My Home For the Next Two Years
So I’ve spent the last week in my permanent site on “site visit.” There’s a lot to say about my site and I don’t know where to start.
As I mentioned before, it’s in the mountains. In late April, the temperature was just a bit chilly, but comfortable. The people in my village tell me that summer will get a little hot, but nothing unbearable.
Winters, on the other hand, are a different story. It gets cold and very snowy. I’m going to have to get a wood stove for my house to keep it warm. I also might need snowshoes to get around because the snow is quite deep. The winters are going to be a little challenging.
There really isn’t any commerce in my village, so I have to go 28km away to a place called Tounfite. There are transit buses that ran a couple times back and forth. Tounfite is relatively big. There are internet cafes, teleboutiques, a weekly market, a hammam (public bath) and two Peace Corps environment volunteers. I’m guessing that I’ll be going in once or twice a week.
My site is very beautiful. There are two duoars (little communities) and they are both situated in a valley between large mountains. There is a river running through the valley and the surrounding plains are used for agriculture – mostly wheat and and some apple trees. People have some farm animals: mostly cows, donkeys, and chickens.
My host family is just a husband and wife. My host dad is 72 and my host mom is 38 – it’s my dad’s second wife. They don’t have any children together, but my dad has children from his first marriage, although I don’t know where they are. They work in the fields and we have a cow and some chickens, but they also get money from family in France.

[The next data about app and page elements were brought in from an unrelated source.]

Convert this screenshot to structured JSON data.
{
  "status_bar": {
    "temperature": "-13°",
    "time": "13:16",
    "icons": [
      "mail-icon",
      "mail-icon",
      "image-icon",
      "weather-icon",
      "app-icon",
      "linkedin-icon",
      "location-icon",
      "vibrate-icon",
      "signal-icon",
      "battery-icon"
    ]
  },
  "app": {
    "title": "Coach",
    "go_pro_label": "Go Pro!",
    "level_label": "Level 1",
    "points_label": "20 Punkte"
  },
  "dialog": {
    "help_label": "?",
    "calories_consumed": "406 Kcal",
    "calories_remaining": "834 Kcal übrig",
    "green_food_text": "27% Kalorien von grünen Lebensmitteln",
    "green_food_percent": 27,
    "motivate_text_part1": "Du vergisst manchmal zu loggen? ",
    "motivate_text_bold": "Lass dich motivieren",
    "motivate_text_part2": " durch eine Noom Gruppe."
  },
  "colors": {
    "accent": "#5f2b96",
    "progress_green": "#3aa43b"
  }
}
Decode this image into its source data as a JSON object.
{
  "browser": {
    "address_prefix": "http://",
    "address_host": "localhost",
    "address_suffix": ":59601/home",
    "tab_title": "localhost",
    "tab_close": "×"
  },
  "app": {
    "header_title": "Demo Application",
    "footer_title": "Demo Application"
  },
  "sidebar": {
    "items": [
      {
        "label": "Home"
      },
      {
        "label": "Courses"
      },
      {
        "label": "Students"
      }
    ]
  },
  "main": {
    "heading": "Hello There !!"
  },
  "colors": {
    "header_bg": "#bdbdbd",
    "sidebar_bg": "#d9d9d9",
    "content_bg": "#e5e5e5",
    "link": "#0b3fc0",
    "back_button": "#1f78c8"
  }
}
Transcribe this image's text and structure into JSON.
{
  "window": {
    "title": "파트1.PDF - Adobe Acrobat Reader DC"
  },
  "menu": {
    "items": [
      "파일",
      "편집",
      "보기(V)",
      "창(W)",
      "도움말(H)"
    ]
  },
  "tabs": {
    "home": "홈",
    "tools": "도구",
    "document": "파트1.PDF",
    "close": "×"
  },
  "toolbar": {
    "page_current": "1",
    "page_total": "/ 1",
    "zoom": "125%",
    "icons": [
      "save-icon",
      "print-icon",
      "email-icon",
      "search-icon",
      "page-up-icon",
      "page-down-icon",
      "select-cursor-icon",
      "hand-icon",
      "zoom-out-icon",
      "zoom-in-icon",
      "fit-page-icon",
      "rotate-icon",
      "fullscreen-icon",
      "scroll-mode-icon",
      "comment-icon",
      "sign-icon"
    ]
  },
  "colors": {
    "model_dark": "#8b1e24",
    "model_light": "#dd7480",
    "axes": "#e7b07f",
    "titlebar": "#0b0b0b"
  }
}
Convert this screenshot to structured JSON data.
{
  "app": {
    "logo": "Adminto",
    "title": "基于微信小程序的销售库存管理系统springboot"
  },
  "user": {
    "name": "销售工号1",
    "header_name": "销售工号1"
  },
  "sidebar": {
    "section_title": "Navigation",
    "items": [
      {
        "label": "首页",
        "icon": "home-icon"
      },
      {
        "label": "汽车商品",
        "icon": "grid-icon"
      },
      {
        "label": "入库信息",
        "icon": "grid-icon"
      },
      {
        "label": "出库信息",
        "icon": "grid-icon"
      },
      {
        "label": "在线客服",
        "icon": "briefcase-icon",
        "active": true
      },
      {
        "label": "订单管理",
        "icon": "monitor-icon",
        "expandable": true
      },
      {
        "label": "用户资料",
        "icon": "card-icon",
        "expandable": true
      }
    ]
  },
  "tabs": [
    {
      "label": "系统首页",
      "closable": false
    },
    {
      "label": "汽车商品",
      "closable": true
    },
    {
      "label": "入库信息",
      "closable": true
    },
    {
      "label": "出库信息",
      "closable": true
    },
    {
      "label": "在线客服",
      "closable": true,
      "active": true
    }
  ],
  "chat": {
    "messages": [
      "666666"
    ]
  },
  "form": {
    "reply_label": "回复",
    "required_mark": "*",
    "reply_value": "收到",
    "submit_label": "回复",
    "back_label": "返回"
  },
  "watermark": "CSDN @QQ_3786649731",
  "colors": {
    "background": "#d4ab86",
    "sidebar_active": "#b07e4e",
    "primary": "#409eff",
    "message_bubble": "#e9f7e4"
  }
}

As a health worker, there’s a lot of work to do in my village. As I found out first hand, the water isn’t especially sanitary and causes illness. I think that I’ll be treating all of my water with chlorine for the time being. There’s also a lack of bit l-ma’s (bathrooms), so people often use the outdoors. The nurses in the sbitar (public health clinic) told me that hand washing is non-existent. They also said that there are a lot of fungal/skin problems. So I think there’s a lot to do.
My community was very welcoming to me. People were inviting me over for tea and food the whole week. (By the way, the tea in Morocco is very sugary; it’ll be a miracle if I’m not diabetic by the end of my service). A number of people told me to come to them if I had any problems, which was nice. They’re all shocked when I tell them I will live in their village for two years. Also, everyone is very impressed that I’m learning Tamazight as opposed to Arabic. Generally, people all over Morocco who speak a Berber language are thrilled when you speak to them in Berber – their faces light up and they smile.
I took some pictures that Ill post when I get the chance.
But we’re back in Ouarzazate now. We go back to our CBT sites for a week on Wednesday (the big family with the cute baby). Hope all is well.